The data: Begin
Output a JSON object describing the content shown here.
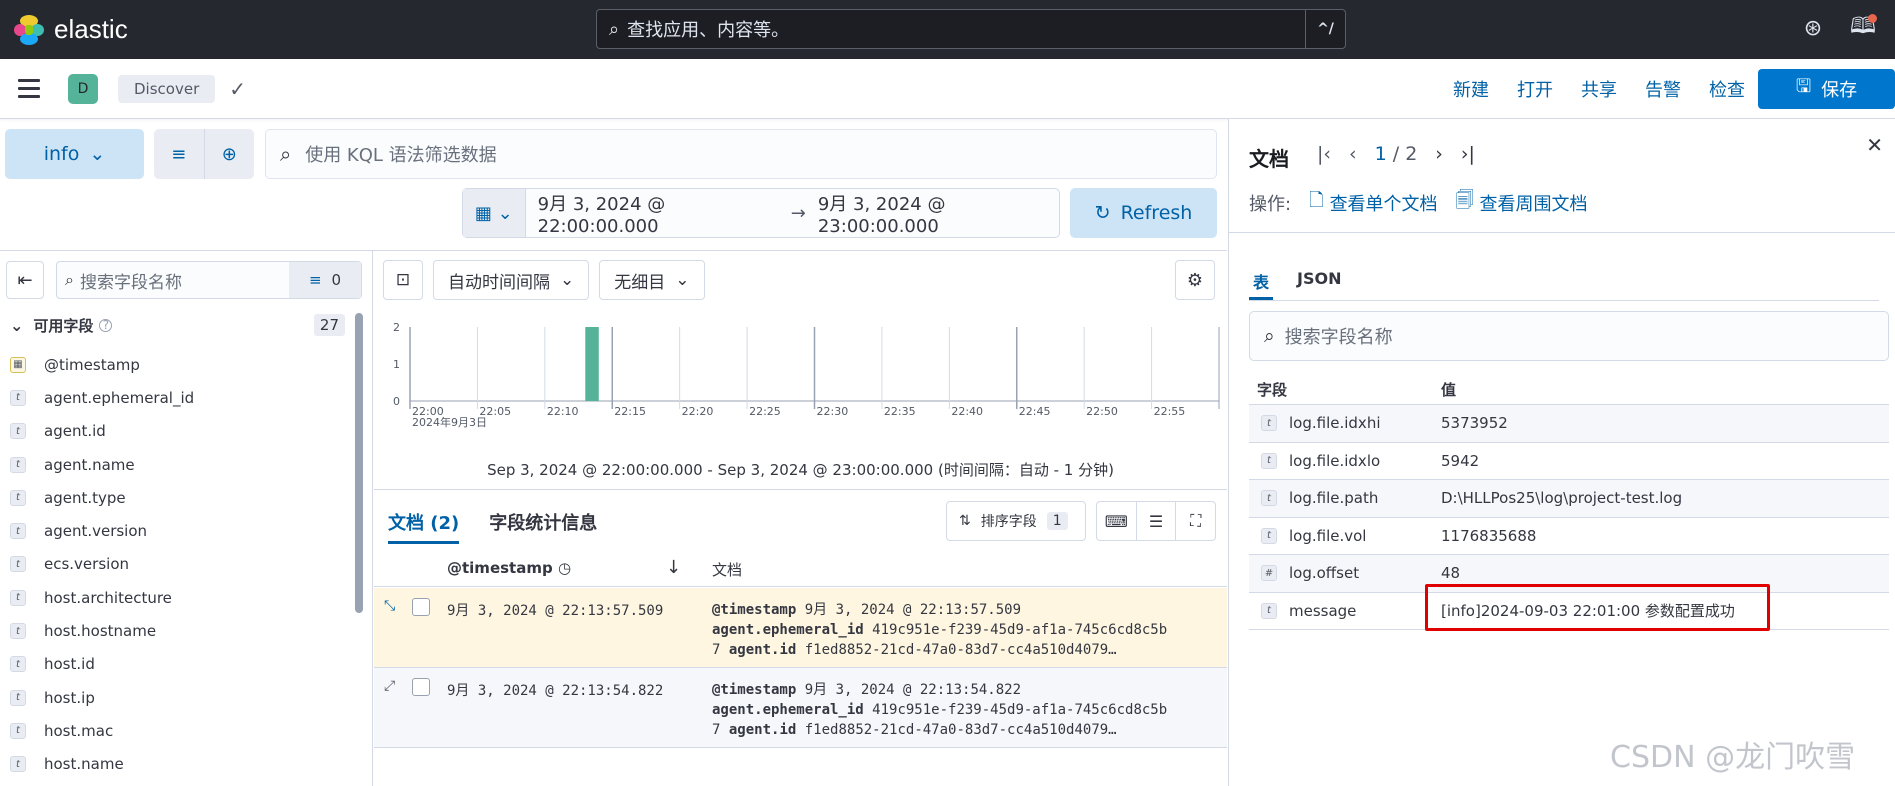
{
  "app": {
    "brand": "elastic",
    "search_placeholder": "查找应用、内容等。",
    "shortcut": "^/"
  },
  "nav": {
    "avatar": "D",
    "breadcrumb": "Discover",
    "links": [
      "新建",
      "打开",
      "共享",
      "告警",
      "检查"
    ],
    "save": "保存"
  },
  "query": {
    "data_view": "info",
    "kql_placeholder": "使用 KQL 语法筛选数据"
  },
  "time": {
    "start": "9月 3, 2024 @ 22:00:00.000",
    "end": "9月 3, 2024 @ 23:00:00.000",
    "refresh": "Refresh"
  },
  "sidebar": {
    "search_placeholder": "搜索字段名称",
    "filter_count": "0",
    "section_title": "可用字段",
    "section_count": "27",
    "fields": [
      {
        "name": "@timestamp",
        "type": "date"
      },
      {
        "name": "agent.ephemeral_id",
        "type": "t"
      },
      {
        "name": "agent.id",
        "type": "t"
      },
      {
        "name": "agent.name",
        "type": "t"
      },
      {
        "name": "agent.type",
        "type": "t"
      },
      {
        "name": "agent.version",
        "type": "t"
      },
      {
        "name": "ecs.version",
        "type": "t"
      },
      {
        "name": "host.architecture",
        "type": "t"
      },
      {
        "name": "host.hostname",
        "type": "t"
      },
      {
        "name": "host.id",
        "type": "t"
      },
      {
        "name": "host.ip",
        "type": "t"
      },
      {
        "name": "host.mac",
        "type": "t"
      },
      {
        "name": "host.name",
        "type": "t"
      }
    ]
  },
  "toolbar": {
    "interval": "自动时间间隔",
    "breakdown": "无细目"
  },
  "chart_data": {
    "type": "bar",
    "x_ticks": [
      "22:00",
      "22:05",
      "22:10",
      "22:15",
      "22:20",
      "22:25",
      "22:30",
      "22:35",
      "22:40",
      "22:45",
      "22:50",
      "22:55"
    ],
    "x_sublabel": "2024年9月3日",
    "y_ticks": [
      "0",
      "1",
      "2"
    ],
    "ylim": [
      0,
      2
    ],
    "bars": [
      {
        "x": "22:13",
        "value": 2
      }
    ],
    "bar_color": "#54b399",
    "caption": "Sep 3, 2024 @ 22:00:00.000 - Sep 3, 2024 @ 23:00:00.000  (时间间隔：自动 - 1 分钟)"
  },
  "docs_tabs": {
    "docs": "文档 (2)",
    "stats": "字段统计信息"
  },
  "sort": {
    "label": "排序字段",
    "count": "1"
  },
  "table": {
    "col_ts": "@timestamp",
    "col_doc": "文档",
    "rows": [
      {
        "ts": "9月 3, 2024 @ 22:13:57.509",
        "line1": "9月 3, 2024 @ 22:13:57.509",
        "eph": "419c951e-f239-45d9-af1a-745c6cd8c5b",
        "tail": "7",
        "agent": "f1ed8852-21cd-47a0-83d7-cc4a510d4079…"
      },
      {
        "ts": "9月 3, 2024 @ 22:13:54.822",
        "line1": "9月 3, 2024 @ 22:13:54.822",
        "eph": "419c951e-f239-45d9-af1a-745c6cd8c5b",
        "tail": "7",
        "agent": "f1ed8852-21cd-47a0-83d7-cc4a510d4079…"
      }
    ]
  },
  "panel": {
    "title": "文档",
    "page_cur": "1",
    "page_total": "2",
    "ops_label": "操作:",
    "op1": "查看单个文档",
    "op2": "查看周围文档",
    "tab_table": "表",
    "tab_json": "JSON",
    "search_placeholder": "搜索字段名称",
    "col_field": "字段",
    "col_value": "值",
    "rows": [
      {
        "field": "log.file.idxhi",
        "type": "t",
        "value": "5373952"
      },
      {
        "field": "log.file.idxlo",
        "type": "t",
        "value": "5942"
      },
      {
        "field": "log.file.path",
        "type": "t",
        "value": "D:\\HLLPos25\\log\\project-test.log"
      },
      {
        "field": "log.file.vol",
        "type": "t",
        "value": "1176835688"
      },
      {
        "field": "log.offset",
        "type": "#",
        "value": "48"
      },
      {
        "field": "message",
        "type": "t",
        "value": "[info]2024-09-03 22:01:00 参数配置成功"
      }
    ]
  },
  "watermark": "CSDN @龙门吹雪"
}
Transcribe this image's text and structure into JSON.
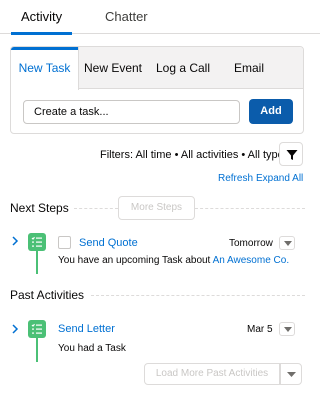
{
  "top_tabs": [
    {
      "label": "Activity",
      "active": true
    },
    {
      "label": "Chatter",
      "active": false
    }
  ],
  "composer": {
    "tabs": [
      {
        "label": "New Task",
        "active": true
      },
      {
        "label": "New Event"
      },
      {
        "label": "Log a Call"
      },
      {
        "label": "Email"
      }
    ],
    "input_value": "Create a task...",
    "add_label": "Add"
  },
  "filters": {
    "text": "Filters: All time • All activities • All types",
    "refresh_label": "Refresh",
    "expand_label": "Expand All"
  },
  "next_steps": {
    "title": "Next Steps",
    "more_label": "More Steps",
    "items": [
      {
        "title": "Send Quote",
        "date": "Tomorrow",
        "desc_prefix": "You have an upcoming Task about ",
        "desc_link": "An Awesome Co."
      }
    ]
  },
  "past_activities": {
    "title": "Past Activities",
    "load_more_label": "Load More Past Activities",
    "items": [
      {
        "title": "Send Letter",
        "date": "Mar 5",
        "desc": "You had a Task"
      }
    ]
  },
  "colors": {
    "brand": "#0070d2",
    "button": "#0b5cab",
    "task_icon": "#4bc076"
  },
  "icons": [
    "filter-icon",
    "chevron-right-icon",
    "task-icon",
    "chevron-down-icon"
  ]
}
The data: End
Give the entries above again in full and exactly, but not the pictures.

Output a JSON object describing the content shown here.
{
  "app": {
    "brand": "elastic",
    "search_placeholder": "查找应用、内容等。",
    "shortcut": "^/"
  },
  "nav": {
    "avatar": "D",
    "breadcrumb": "Discover",
    "links": [
      "新建",
      "打开",
      "共享",
      "告警",
      "检查"
    ],
    "save": "保存"
  },
  "query": {
    "data_view": "info",
    "kql_placeholder": "使用 KQL 语法筛选数据"
  },
  "time": {
    "start": "9月 3, 2024 @ 22:00:00.000",
    "end": "9月 3, 2024 @ 23:00:00.000",
    "refresh": "Refresh"
  },
  "sidebar": {
    "search_placeholder": "搜索字段名称",
    "filter_count": "0",
    "section_title": "可用字段",
    "section_count": "27",
    "fields": [
      {
        "name": "@timestamp",
        "type": "date"
      },
      {
        "name": "agent.ephemeral_id",
        "type": "t"
      },
      {
        "name": "agent.id",
        "type": "t"
      },
      {
        "name": "agent.name",
        "type": "t"
      },
      {
        "name": "agent.type",
        "type": "t"
      },
      {
        "name": "agent.version",
        "type": "t"
      },
      {
        "name": "ecs.version",
        "type": "t"
      },
      {
        "name": "host.architecture",
        "type": "t"
      },
      {
        "name": "host.hostname",
        "type": "t"
      },
      {
        "name": "host.id",
        "type": "t"
      },
      {
        "name": "host.ip",
        "type": "t"
      },
      {
        "name": "host.mac",
        "type": "t"
      },
      {
        "name": "host.name",
        "type": "t"
      }
    ]
  },
  "toolbar": {
    "interval": "自动时间间隔",
    "breakdown": "无细目"
  },
  "chart_data": {
    "type": "bar",
    "x_ticks": [
      "22:00",
      "22:05",
      "22:10",
      "22:15",
      "22:20",
      "22:25",
      "22:30",
      "22:35",
      "22:40",
      "22:45",
      "22:50",
      "22:55"
    ],
    "x_sublabel": "2024年9月3日",
    "y_ticks": [
      "0",
      "1",
      "2"
    ],
    "ylim": [
      0,
      2
    ],
    "bars": [
      {
        "x": "22:13",
        "value": 2
      }
    ],
    "bar_color": "#54b399",
    "caption": "Sep 3, 2024 @ 22:00:00.000 - Sep 3, 2024 @ 23:00:00.000  (时间间隔：自动 - 1 分钟)"
  },
  "docs_tabs": {
    "docs": "文档 (2)",
    "stats": "字段统计信息"
  },
  "sort": {
    "label": "排序字段",
    "count": "1"
  },
  "table": {
    "col_ts": "@timestamp",
    "col_doc": "文档",
    "rows": [
      {
        "ts": "9月 3, 2024 @ 22:13:57.509",
        "line1": "9月 3, 2024 @ 22:13:57.509",
        "eph": "419c951e-f239-45d9-af1a-745c6cd8c5b",
        "tail": "7",
        "agent": "f1ed8852-21cd-47a0-83d7-cc4a510d4079…"
      },
      {
        "ts": "9月 3, 2024 @ 22:13:54.822",
        "line1": "9月 3, 2024 @ 22:13:54.822",
        "eph": "419c951e-f239-45d9-af1a-745c6cd8c5b",
        "tail": "7",
        "agent": "f1ed8852-21cd-47a0-83d7-cc4a510d4079…"
      }
    ]
  },
  "panel": {
    "title": "文档",
    "page_cur": "1",
    "page_total": "2",
    "ops_label": "操作:",
    "op1": "查看单个文档",
    "op2": "查看周围文档",
    "tab_table": "表",
    "tab_json": "JSON",
    "search_placeholder": "搜索字段名称",
    "col_field": "字段",
    "col_value": "值",
    "rows": [
      {
        "field": "log.file.idxhi",
        "type": "t",
        "value": "5373952"
      },
      {
        "field": "log.file.idxlo",
        "type": "t",
        "value": "5942"
      },
      {
        "field": "log.file.path",
        "type": "t",
        "value": "D:\\HLLPos25\\log\\project-test.log"
      },
      {
        "field": "log.file.vol",
        "type": "t",
        "value": "1176835688"
      },
      {
        "field": "log.offset",
        "type": "#",
        "value": "48"
      },
      {
        "field": "message",
        "type": "t",
        "value": "[info]2024-09-03 22:01:00 参数配置成功"
      }
    ]
  },
  "watermark": "CSDN @龙门吹雪"
}
Transcribe this image's text and structure into JSON.
{
  "top_tabs": [
    {
      "label": "Activity",
      "active": true
    },
    {
      "label": "Chatter",
      "active": false
    }
  ],
  "composer": {
    "tabs": [
      {
        "label": "New Task",
        "active": true
      },
      {
        "label": "New Event"
      },
      {
        "label": "Log a Call"
      },
      {
        "label": "Email"
      }
    ],
    "input_value": "Create a task...",
    "add_label": "Add"
  },
  "filters": {
    "text": "Filters: All time • All activities • All types",
    "refresh_label": "Refresh",
    "expand_label": "Expand All"
  },
  "next_steps": {
    "title": "Next Steps",
    "more_label": "More Steps",
    "items": [
      {
        "title": "Send Quote",
        "date": "Tomorrow",
        "desc_prefix": "You have an upcoming Task about ",
        "desc_link": "An Awesome Co."
      }
    ]
  },
  "past_activities": {
    "title": "Past Activities",
    "load_more_label": "Load More Past Activities",
    "items": [
      {
        "title": "Send Letter",
        "date": "Mar 5",
        "desc": "You had a Task"
      }
    ]
  },
  "colors": {
    "brand": "#0070d2",
    "button": "#0b5cab",
    "task_icon": "#4bc076"
  },
  "icons": [
    "filter-icon",
    "chevron-right-icon",
    "task-icon",
    "chevron-down-icon"
  ]
}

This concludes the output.